Funding new oil and gas fields “works on the wrong time scale,” King said, noting that fields typically come into production about 15 years after they are discovered.
But new transit capacity will be required both in Europe and in the countries that would supply it, said Simone Tagliapietra, a senior fellow at the Brugel think tank. There, the key will be to “not over-invest otherwise, these assets would become stranded assets.”
The leaders offered assurances that their climate commitment was unshaken. “It’s my worry as well. So we look at that with great care. We don’t want to recant, we don’t want to go back on our commitments,” said Italy’s Prime Minister Mario Draghi at his closing press conference.
Unlike last year in Carbis Bay, there was barely a discussion about setting a date to phase out coal. In fact, Germany, among other EU countries, recently said it would temporarily restart its coal plants to boost power supply. Meanwhile, Japan was able to divert an effort to put in place a target for half of all new cars to be zero-emissions vehicles by 2030.
If there were advances, they were to be found in the G7’s vision for a different kind of engagement with the emerging economies that are driving the growth in the world’s emissions. A $600 billion infrastructure plan to counter China’s Belt and Road could lay the foundations for green energy in Africa, Latin America and Asia.
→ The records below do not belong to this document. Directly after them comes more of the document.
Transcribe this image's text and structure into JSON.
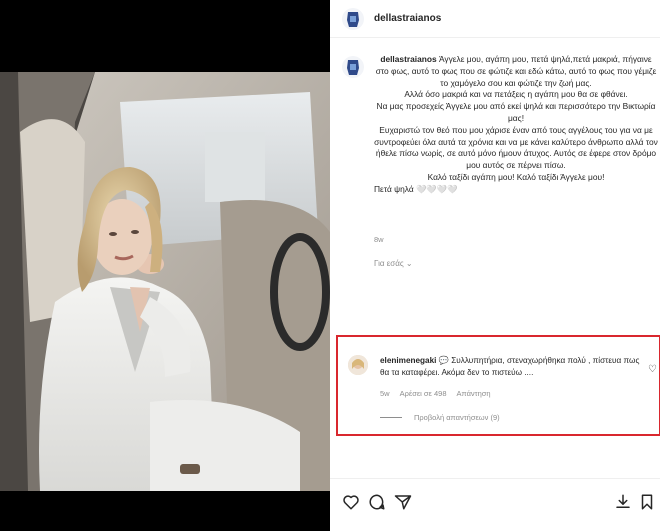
{
  "post": {
    "username": "dellastraianos",
    "caption_user": "dellastraianos",
    "caption_lines": [
      "Άγγελε μου, αγάπη μου, πετά ψηλά,πετά μακριά, πήγαινε στο φως, αυτό το φως που σε φώτιζε και εδώ κάτω, αυτό το φως που γέμιζε το χαμόγελο σου και φώτιζε την ζωή μας.",
      "Αλλά όσο μακριά και να πετάξεις η αγάπη μου θα σε φθάνει.",
      "Να μας προσεχείς Άγγελε μου από εκεί ψηλά και περισσότερο την Βικτωρία μας!",
      "Ευχαριστώ τον θεό που μου χάρισε έναν από τους αγγέλους του για να με συντροφεύει όλα αυτά τα χρόνια και να με κάνει καλύτερο άνθρωπο αλλά τον ήθελε πίσω νωρίς, σε αυτό μόνο ήμουν άτυχος. Αυτός σε έφερε στον δρόμο μου αυτός σε πέρνει πίσω.",
      "Καλό ταξίδι αγάπη μου! Καλό ταξίδι Άγγελε μου!",
      "Πετά ψηλά �once"
    ],
    "time_ago": "8w",
    "translate_label": "Για εσάς ⌄"
  },
  "comment": {
    "username": "elenimenegaki",
    "text": "💬 Συλλυπητήρια, στεναχωρήθηκα πολύ , πίστευα πως θα τα καταφέρει. Ακόμα δεν το πιστεύω ....",
    "time_ago": "5w",
    "likes_label": "Αρέσει σε 498",
    "reply_label": "Απάντηση",
    "view_replies_label": "Προβολή απαντήσεων (9)",
    "highlight_color": "#d9272e"
  },
  "actions": {
    "icons": [
      "heart-icon",
      "comment-icon",
      "share-icon",
      "download-icon",
      "bookmark-icon"
    ]
  }
}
Similarly, targeted interventions in coal-hungry economies — namely Vietnam, Indonesia, South Africa, India and Senegal — are now on the G7’s agenda.
They also agreed, tentatively, to form a Climate Club by the end of the year — an effort to incentivize green competition across the world, especially in China and big emerging economies, which were explicitly invited to join.
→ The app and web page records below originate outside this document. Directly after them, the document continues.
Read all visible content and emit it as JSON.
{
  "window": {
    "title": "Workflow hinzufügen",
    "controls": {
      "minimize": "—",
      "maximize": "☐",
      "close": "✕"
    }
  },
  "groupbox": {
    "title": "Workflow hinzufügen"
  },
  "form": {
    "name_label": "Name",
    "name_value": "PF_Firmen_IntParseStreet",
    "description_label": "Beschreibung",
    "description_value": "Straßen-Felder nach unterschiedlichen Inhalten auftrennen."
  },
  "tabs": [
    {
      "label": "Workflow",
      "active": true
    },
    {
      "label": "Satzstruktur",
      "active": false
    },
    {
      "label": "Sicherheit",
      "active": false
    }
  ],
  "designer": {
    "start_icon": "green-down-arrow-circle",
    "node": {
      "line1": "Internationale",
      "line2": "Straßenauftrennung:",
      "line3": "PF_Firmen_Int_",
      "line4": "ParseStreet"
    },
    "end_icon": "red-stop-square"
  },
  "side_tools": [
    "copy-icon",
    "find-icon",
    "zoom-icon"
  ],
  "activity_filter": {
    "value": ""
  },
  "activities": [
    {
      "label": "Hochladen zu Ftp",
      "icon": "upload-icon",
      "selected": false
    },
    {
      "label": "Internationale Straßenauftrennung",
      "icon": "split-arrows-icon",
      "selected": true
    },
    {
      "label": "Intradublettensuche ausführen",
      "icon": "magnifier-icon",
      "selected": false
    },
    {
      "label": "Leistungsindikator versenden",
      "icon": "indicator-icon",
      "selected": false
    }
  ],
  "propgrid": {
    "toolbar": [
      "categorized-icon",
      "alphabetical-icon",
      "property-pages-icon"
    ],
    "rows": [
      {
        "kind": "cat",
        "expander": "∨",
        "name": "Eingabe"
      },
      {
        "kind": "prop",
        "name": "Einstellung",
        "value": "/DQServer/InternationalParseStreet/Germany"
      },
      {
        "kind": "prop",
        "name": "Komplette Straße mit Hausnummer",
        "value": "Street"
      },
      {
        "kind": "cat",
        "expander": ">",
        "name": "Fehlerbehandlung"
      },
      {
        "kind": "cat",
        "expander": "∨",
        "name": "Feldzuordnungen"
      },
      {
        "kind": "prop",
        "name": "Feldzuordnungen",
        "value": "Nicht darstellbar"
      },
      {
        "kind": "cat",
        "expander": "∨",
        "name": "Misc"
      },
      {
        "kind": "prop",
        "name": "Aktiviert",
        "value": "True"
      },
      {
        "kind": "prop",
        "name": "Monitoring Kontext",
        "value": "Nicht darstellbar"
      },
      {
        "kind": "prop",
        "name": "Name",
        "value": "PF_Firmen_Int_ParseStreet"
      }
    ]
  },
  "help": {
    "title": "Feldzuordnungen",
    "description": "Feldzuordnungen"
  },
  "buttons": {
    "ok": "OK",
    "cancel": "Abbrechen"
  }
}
But on all of the above, details and real money were notably sparse. The game of catch-up on Belt and Road is agonizingly slow. The plans were announced at last year’s G7 meeting, but have made no concrete progress since.
Seven outgunned on the mountain
The political lifetimes of most of the G7 leaders are draining away even more rapidly than the ice of the Zugspitze glacier. But while the perspectives of the mighty in the valley below were being narrowed, at the summit’s other summit there were those who were blessed — and cursed — with a far longer view.
Theresa Zwinger’s family has run a restaurant on the mountaintop for over a hundred years. Her father, Hansjörg Barth, who is 74, does the cooking. He said the glacier has shrunk by 90 percent in the past half century.
“This used to be an unbroken blanket of snow, all snow-white, and in the middle the eye of the glacier, as they called it, the green glacier lake,” said Barth. “A beautiful picture.” Now the once-mighty sheet that literally carved the shape of the mountainside is a dirty off-white smudge in a high corner, surrounded by bare rock.
Zwinger, who is 30 years old, works as a personal injury lawyer during the winters but, like three generations before her, she works in the restaurant every summer. If she has children, she’d like them to continue the family tradition.
“But I don’t think they will,” she said. The foundations of the restaurant are sunk into the permafrost, which according to a scientific survey, has begun an irreversible melt of its own. The mountain itself will start to crumble beneath them as the ice that holds it together disappears.
In the face of such inexorable decline, the father and daughter — who understand nature better than any of the leaders down below — are skeptical that their accumulated power is any match for the planet’s unleashed forces.
“If the seven stick together, I think Putin will have to think again,” Barth said.
Zwinger, who was translating for POLITICO from her father’s heavy Bavarian dialect, explained the question was about an even more formidable menace: “No, he means climate change.”
“Ah climate change, that does zero for climate change,” he said.